    NEW YORK - Parades celebrating LGBTQ Pride kick off in some of America's biggest cities Sunday amid new fears about the potential erosion of freedoms won through decades of activism. The annual marches in New York, San Francisco, Chicago and elsewhere take place just two days after one conservative justice on the Supreme Court signaled, in a ruling on abortion, that the court should reconsider the right to same-sex marriage recognized in 2015. Source
  • Russia strikes Kyiv as troops consolidate gains in the east

    World News CTV News
    KYIV, Ukraine - Russia attacked the Ukrainian capital early Sunday, striking at least two residential buildings, the mayor of Kyiv said, as elsewhere Russian troops fought to consolidate their gains in the country's east. Associated Press journalists in Kyiv saw rescue services battling flames and rescuing civilians. Source
  • At least 20 dead in South African club; cause not yet known

    World News CTV News
    JOHANNESBURG - South African police are investigating the deaths of at least 20 people at a nightclub in the coastal town of East London early Sunday morning. It is unclear what led to the deaths of the young people, who were reportedly attending a party to celebrate the end of winter school exams. Source
  • Public safety minister eyes steps to strengthen oversight of the RCMP

    Canada News CTV News
    OTTAWA - The federal public safety minister says he is "deeply committed" to enhancing oversight of the RCMP by strengthening the role of the national police force's management advisory board. In an interview, Marco Mendicino expressed a desire to give the board the "independence and autonomy that it needs" -- possibly through legislative amendments -- to ensure adequate supervision. Source
  • As Senate-confirmed justices end Roe, how will voters react?
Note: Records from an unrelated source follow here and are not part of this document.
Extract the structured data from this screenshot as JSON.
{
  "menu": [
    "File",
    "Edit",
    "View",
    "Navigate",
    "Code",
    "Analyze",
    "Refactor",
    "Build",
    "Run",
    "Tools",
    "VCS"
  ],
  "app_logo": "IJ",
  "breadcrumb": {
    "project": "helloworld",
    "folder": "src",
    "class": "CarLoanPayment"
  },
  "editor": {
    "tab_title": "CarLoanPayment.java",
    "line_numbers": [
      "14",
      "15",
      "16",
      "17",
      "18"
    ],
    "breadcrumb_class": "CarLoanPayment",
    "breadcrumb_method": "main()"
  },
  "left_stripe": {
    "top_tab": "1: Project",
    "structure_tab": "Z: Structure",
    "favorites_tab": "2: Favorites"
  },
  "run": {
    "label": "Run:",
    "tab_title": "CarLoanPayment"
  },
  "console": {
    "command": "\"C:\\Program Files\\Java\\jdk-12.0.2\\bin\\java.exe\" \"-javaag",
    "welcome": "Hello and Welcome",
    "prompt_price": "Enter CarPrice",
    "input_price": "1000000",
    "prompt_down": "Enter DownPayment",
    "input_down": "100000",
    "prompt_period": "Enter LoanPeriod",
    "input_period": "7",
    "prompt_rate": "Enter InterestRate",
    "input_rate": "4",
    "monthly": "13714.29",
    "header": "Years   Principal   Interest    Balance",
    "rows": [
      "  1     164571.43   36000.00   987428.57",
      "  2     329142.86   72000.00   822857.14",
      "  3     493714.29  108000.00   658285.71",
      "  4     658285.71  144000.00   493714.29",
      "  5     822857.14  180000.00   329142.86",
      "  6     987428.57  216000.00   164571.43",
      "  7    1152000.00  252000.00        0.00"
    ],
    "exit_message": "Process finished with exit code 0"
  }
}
    World News CTV News
    WASHINGTON - The end of Roe v. Wade started in the Senate. It was the Senate Republican partnership with President Donald Trump to confirm conservative judges, and transform the federal judiciary, that paved the way for the Supreme Court's landmark ruling to overturn the constitutional right to abortion. Source
  • At least 20 people found dead inside South African nightclub

    World News CBC News
    South African police are investigating the deaths of at least 20 people at a nightclub in the coastal town of East London early Sunday morning. It is unclear what led to the deaths of the young people, who were reportedly attending a party to celebrate the end of winter school exams. Source
  • Quebec homeowners say Ottawa must address decades of erosion caused by ship traffic

    Canada News CTV News
    Every year, 100-year-old Angélique Beauchemin watches more of her land crumble into the St. Lawrence River. From her home along a busy stretch of river in Verchères, Que., on Montreal's South Shore, she watches waves from passing ships crash into the rock wall at the base of her property, sweeping chunks away and eating into the unprotected banks from below. Source